the cheeks of the gun-carriages.

No small difference, also, would be visible in the wardrobe of
both officers and men. The officers generally fight as dandies
dance, namely, in silk stockings; inasmuch as, in case of being
wounded in the leg, the silk-hose can be more easily drawn off by
the Surgeon; cotton sticks, and works into the wound. An
economical captain, while taking care to case his legs in silk,
might yet see fit to save his best suit, and fight in his old
clothes. For, besides that an old garment might much better be
cut to pieces than a new one, it must be a mighty disagreeable
thing to die in a stiff, tight-breasted coat, not yet worked easy
under the arm-pits. At such times, a man should feel free,
unencumbered, and perfectly at his ease in point of straps and
suspenders. No ill-will concerning his tailor should intrude upon
his thoughts of eternity.
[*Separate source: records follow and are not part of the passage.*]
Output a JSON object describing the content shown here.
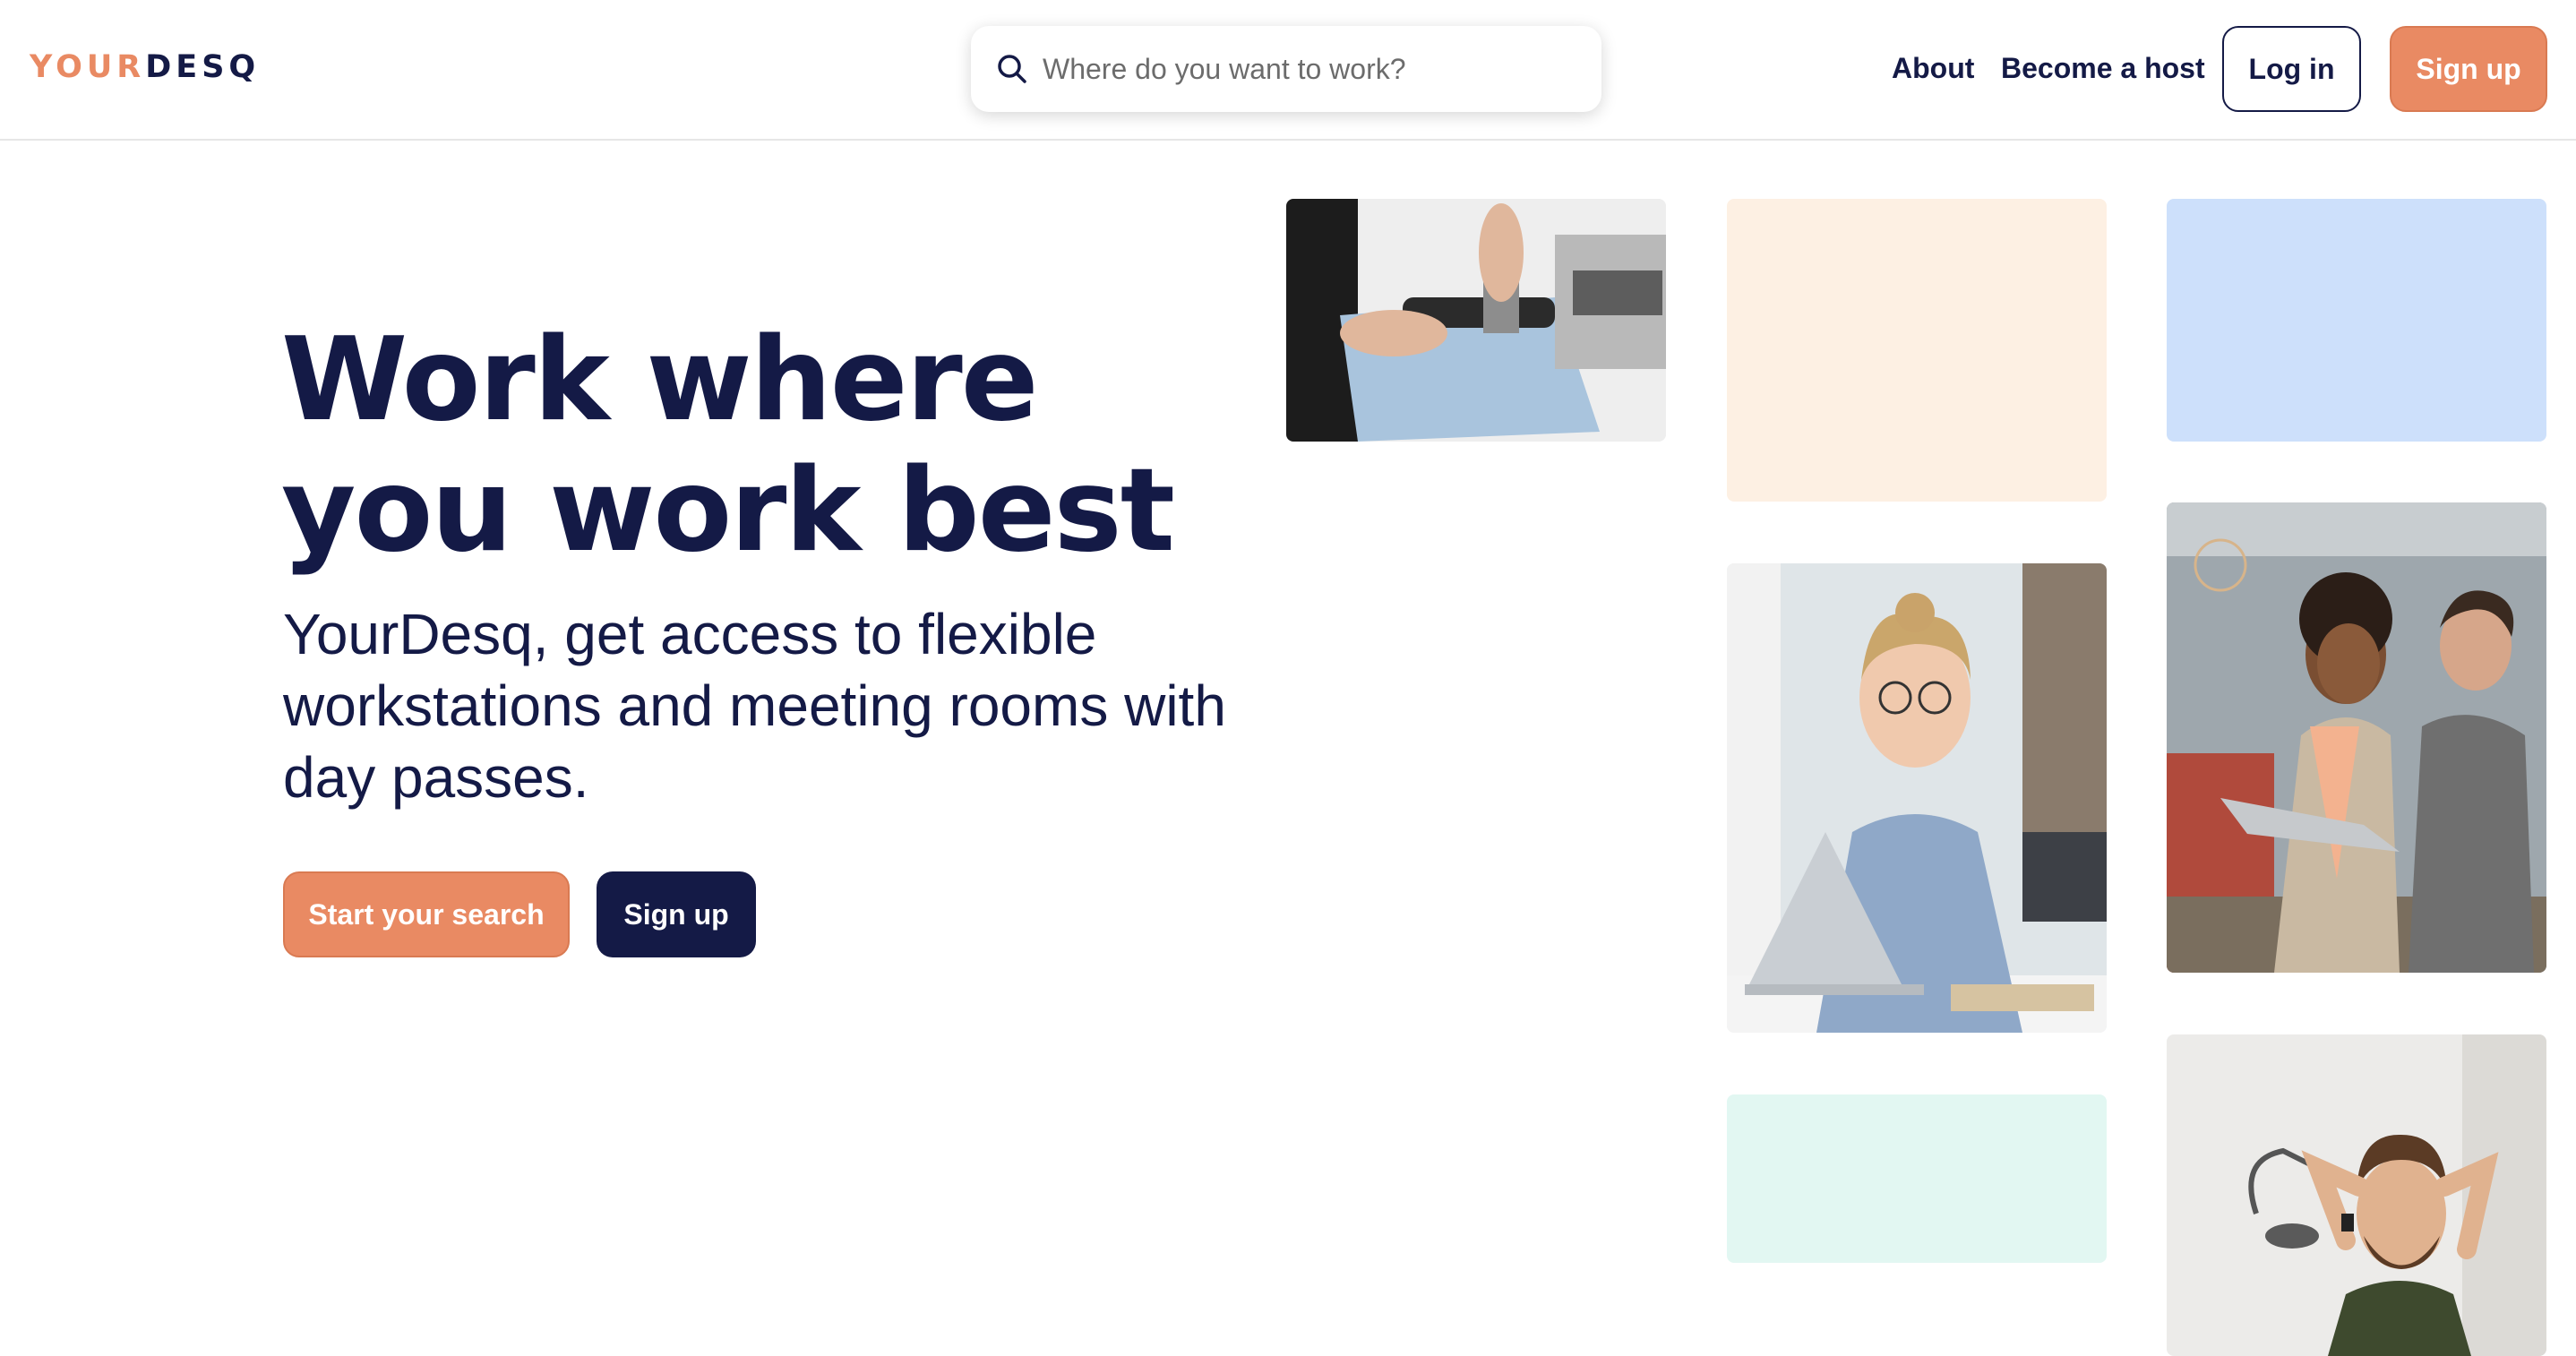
{
  "brand": {
    "logo_part1": "YOUR",
    "logo_part2": "DESQ"
  },
  "search": {
    "placeholder": "Where do you want to work?",
    "value": ""
  },
  "nav": {
    "about": "About",
    "become_host": "Become a host",
    "login": "Log in",
    "signup": "Sign up"
  },
  "hero": {
    "title": "Work where you work best",
    "subtitle": "YourDesq, get access to flexible workstations and meeting rooms with day passes.",
    "start_search": "Start your search",
    "signup": "Sign up"
  },
  "colors": {
    "brand_orange": "#e98a63",
    "brand_navy": "#141a46",
    "tile_peach": "#fdf0e3",
    "tile_blue": "#cde0fb",
    "tile_mint": "#e2f7f2"
  },
  "images": [
    {
      "name": "espresso-barista-photo"
    },
    {
      "name": "woman-at-laptop-photo"
    },
    {
      "name": "colleagues-with-laptop-photo"
    },
    {
      "name": "relaxed-man-photo"
    }
  ]
}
Seneca understood this, when he chose
to die naked in a bath. And men-of-war's men understand it, also;
for most of them, in battle, strip to the waist-bands; wearing
nothing but a pair of duck trowsers, and a handkerchief round
their head.

A captain combining a heedful patriotism with economy would
probably "bend" his old topsails before going into battle,
instead of exposing his best canvas to be riddled to pieces; for
it is generally the case that the enemy's shot flies high. Unless
allowance is made for it in pointing the tube, at long-gun
distance, the slightest roll of the ship, at the time of firing,
would send a shot, meant for the hull, high over the top-gallant yards.

But besides these differences between a sham-fight at _general
quarters_ and a real cannonading, the aspect of the ship, at the
beating of the retreat, would, in the latter case, be very
dissimilar to the neatness and uniformity in the former.

_Then_ our bulwarks might look like the walls of the houses in
West Broadway in New York, after being broken into and burned out
by the Negro Mob. Our stout masts and yards might be lying about
decks, like tree boughs after a tornado in a piece of woodland;
our dangling ropes, cut and sundered in all directions, would be
bleeding tar at every yard; and strew with jagged splinters from
our wounded planks, the gun-deck might resemble a carpenter's
shop. _Then_, when all was over, and all hands would be piped to
take down the hammocks from the exposed nettings (where they play
the part of the cotton bales at New Orleans), we might find bits
of broken shot, iron bolts and bullets in our blankets. And,
while smeared with blood like butchers, the surgeon and his mates
would be amputating arms and legs on the berth-deck, an underling
of the carpenter's gang would be new-legging and arming the
broken chairs and tables in the Commodore's cabin; while the rest
of his _squad_ would be _splicing_ and _fishing_ the shattered
masts and yards. The scupper-holes having discharged the last
rivulet of blood, the decks would be washed down; and the galley-
cooks would be going fore and aft, sprinkling them with hot
vinegar, to take out the shambles' smell from the planks; which,
unless some such means are employed, often create a highly
offensive effluvia for weeks after a fight.

_Then_, upon mustering the men, and calling the quarter-bills by
the light of a battle-lantern, many a wounded seaman with his arm
in a sling, would answer for some poor shipmate who could never
more make answer for himself:

"Tom Brown?"

"Killed, sir."

"Jack Jewel?"

"Killed, sir."

"Joe Hardy?"

"Killed, sir."

And opposite all these poor fellows' names, down would go on the
quarter-bills the bloody marks of red ink--a murderer's fluid,
fitly used on these occasions.

Herman Melville